→ DESCRIPTION OF THE TASK: Pick each line containing "icon" out of the records.

→ SUPPLIED MATERIAL:
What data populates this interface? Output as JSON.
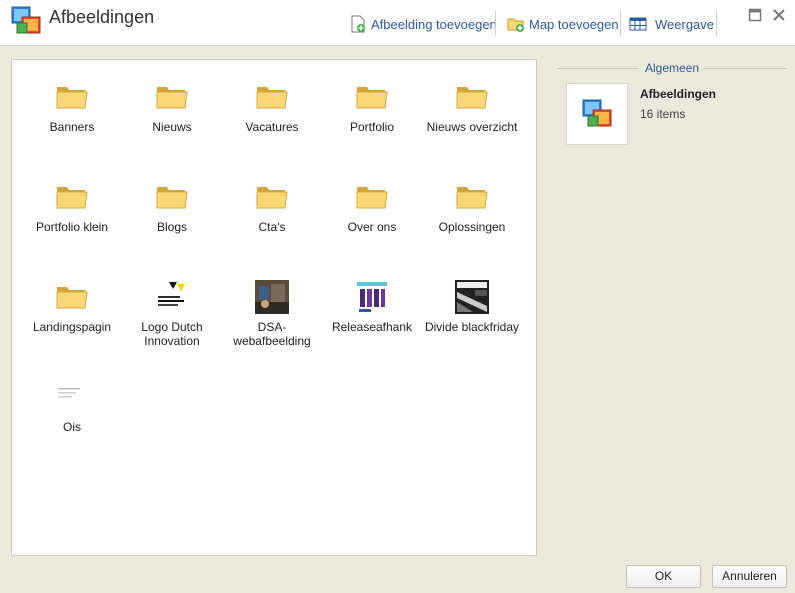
{
  "window": {
    "title": "Afbeeldingen",
    "toolbar": {
      "add_image_label": "Afbeelding toevoegen",
      "add_folder_label": "Map toevoegen",
      "view_label": "Weergave"
    }
  },
  "items": [
    {
      "label": "Banners",
      "kind": "folder"
    },
    {
      "label": "Nieuws",
      "kind": "folder"
    },
    {
      "label": "Vacatures",
      "kind": "folder"
    },
    {
      "label": "Portfolio",
      "kind": "folder"
    },
    {
      "label": "Nieuws overzicht",
      "kind": "folder"
    },
    {
      "label": "Portfolio klein",
      "kind": "folder"
    },
    {
      "label": "Blogs",
      "kind": "folder"
    },
    {
      "label": "Cta's",
      "kind": "folder"
    },
    {
      "label": "Over ons",
      "kind": "folder"
    },
    {
      "label": "Oplossingen",
      "kind": "folder"
    },
    {
      "label": "Landingspagin",
      "kind": "folder"
    },
    {
      "label": "Logo Dutch Innovation",
      "kind": "image"
    },
    {
      "label": "DSA-webafbeelding",
      "kind": "image"
    },
    {
      "label": "Releaseafhank",
      "kind": "image"
    },
    {
      "label": "Divide blackfriday",
      "kind": "image"
    },
    {
      "label": "Ois",
      "kind": "image"
    }
  ],
  "info": {
    "section_label": "Algemeen",
    "name": "Afbeeldingen",
    "count": "16 items"
  },
  "footer": {
    "ok_label": "OK",
    "cancel_label": "Annuleren"
  },
  "colors": {
    "link": "#2d5a9b",
    "folder_fill": "#fcd874",
    "folder_stroke": "#d4a53a"
  }
}
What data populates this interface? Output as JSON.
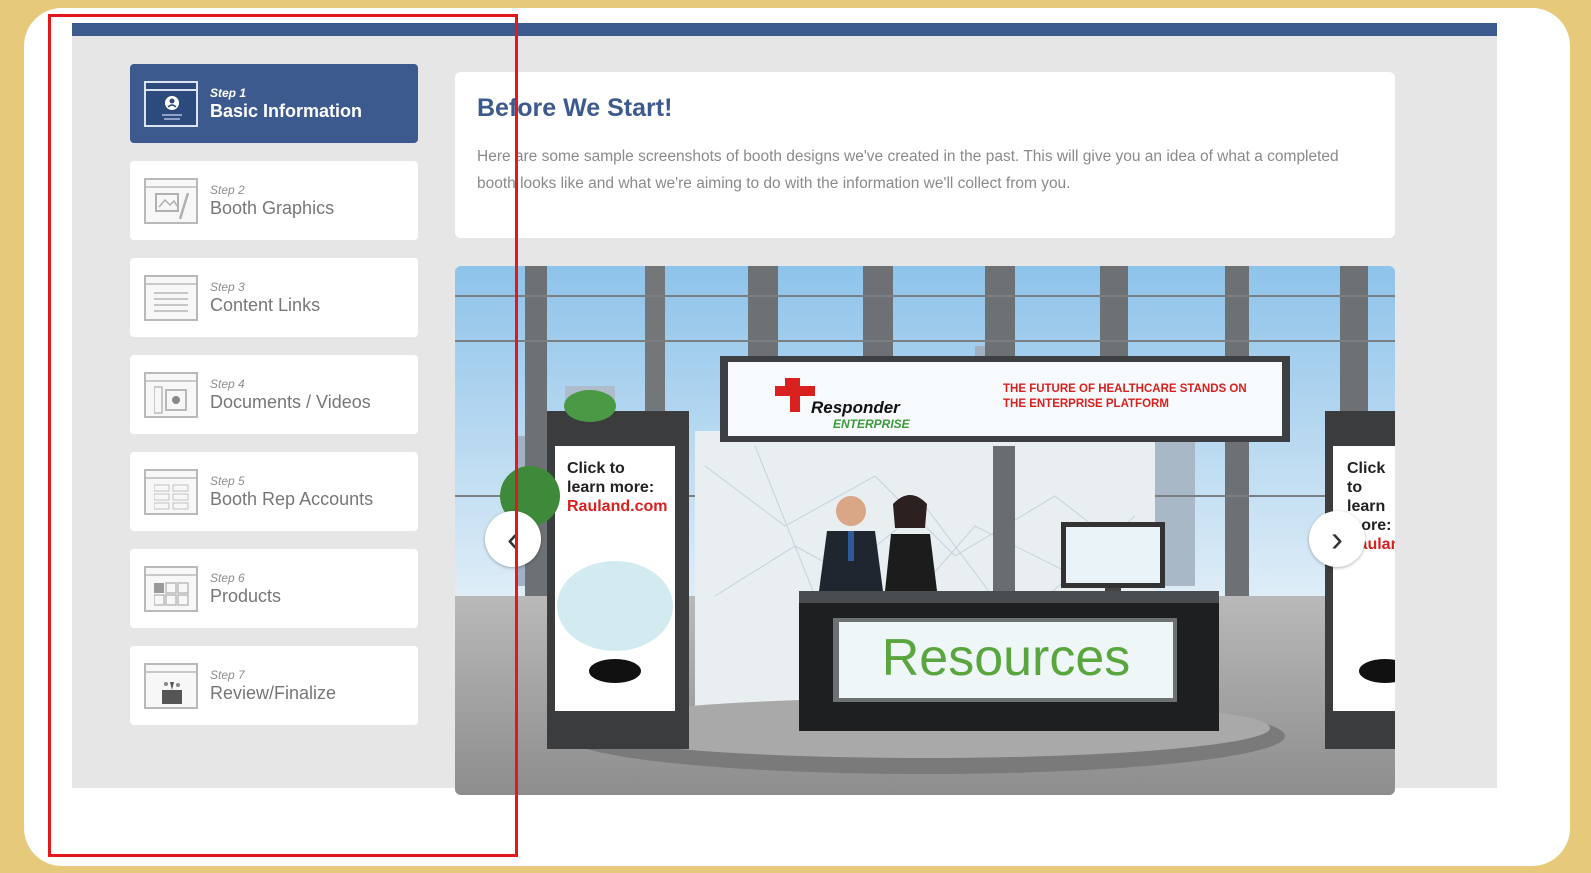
{
  "steps": [
    {
      "num": "Step 1",
      "title": "Basic Information",
      "icon": "person-icon",
      "active": true
    },
    {
      "num": "Step 2",
      "title": "Booth Graphics",
      "icon": "graphics-icon",
      "active": false
    },
    {
      "num": "Step 3",
      "title": "Content Links",
      "icon": "links-icon",
      "active": false
    },
    {
      "num": "Step 4",
      "title": "Documents / Videos",
      "icon": "documents-icon",
      "active": false
    },
    {
      "num": "Step 5",
      "title": "Booth Rep Accounts",
      "icon": "accounts-icon",
      "active": false
    },
    {
      "num": "Step 6",
      "title": "Products",
      "icon": "products-icon",
      "active": false
    },
    {
      "num": "Step 7",
      "title": "Review/Finalize",
      "icon": "review-icon",
      "active": false
    }
  ],
  "intro": {
    "title": "Before We Start!",
    "body": "Here are some sample screenshots of booth designs we've created in the past. This will give you an idea of what a completed booth looks like and what we're aiming to do with the information we'll collect from you."
  },
  "booth": {
    "banner_brand": "Responder",
    "banner_sub": "ENTERPRISE",
    "banner_tagline": "THE FUTURE OF HEALTHCARE STANDS ON THE ENTERPRISE PLATFORM",
    "left_panel_text": "Click to learn more:",
    "left_panel_link": "Rauland.com",
    "right_panel_text": "Click to learn more:",
    "right_panel_link": "Raulan",
    "desk_label": "Resources",
    "prev_glyph": "‹",
    "next_glyph": "›"
  },
  "colors": {
    "accent": "#3d5a8e",
    "background": "#e7c97c",
    "highlight": "#e4171b",
    "resources_green": "#5aa63e",
    "brand_red": "#d8201f"
  }
}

→ RESULT OF THIS TASK:
      "icon": "person-icon",
      "icon": "graphics-icon",
      "icon": "links-icon",
      "icon": "documents-icon",
      "icon": "accounts-icon",
      "icon": "products-icon",
      "icon": "review-icon",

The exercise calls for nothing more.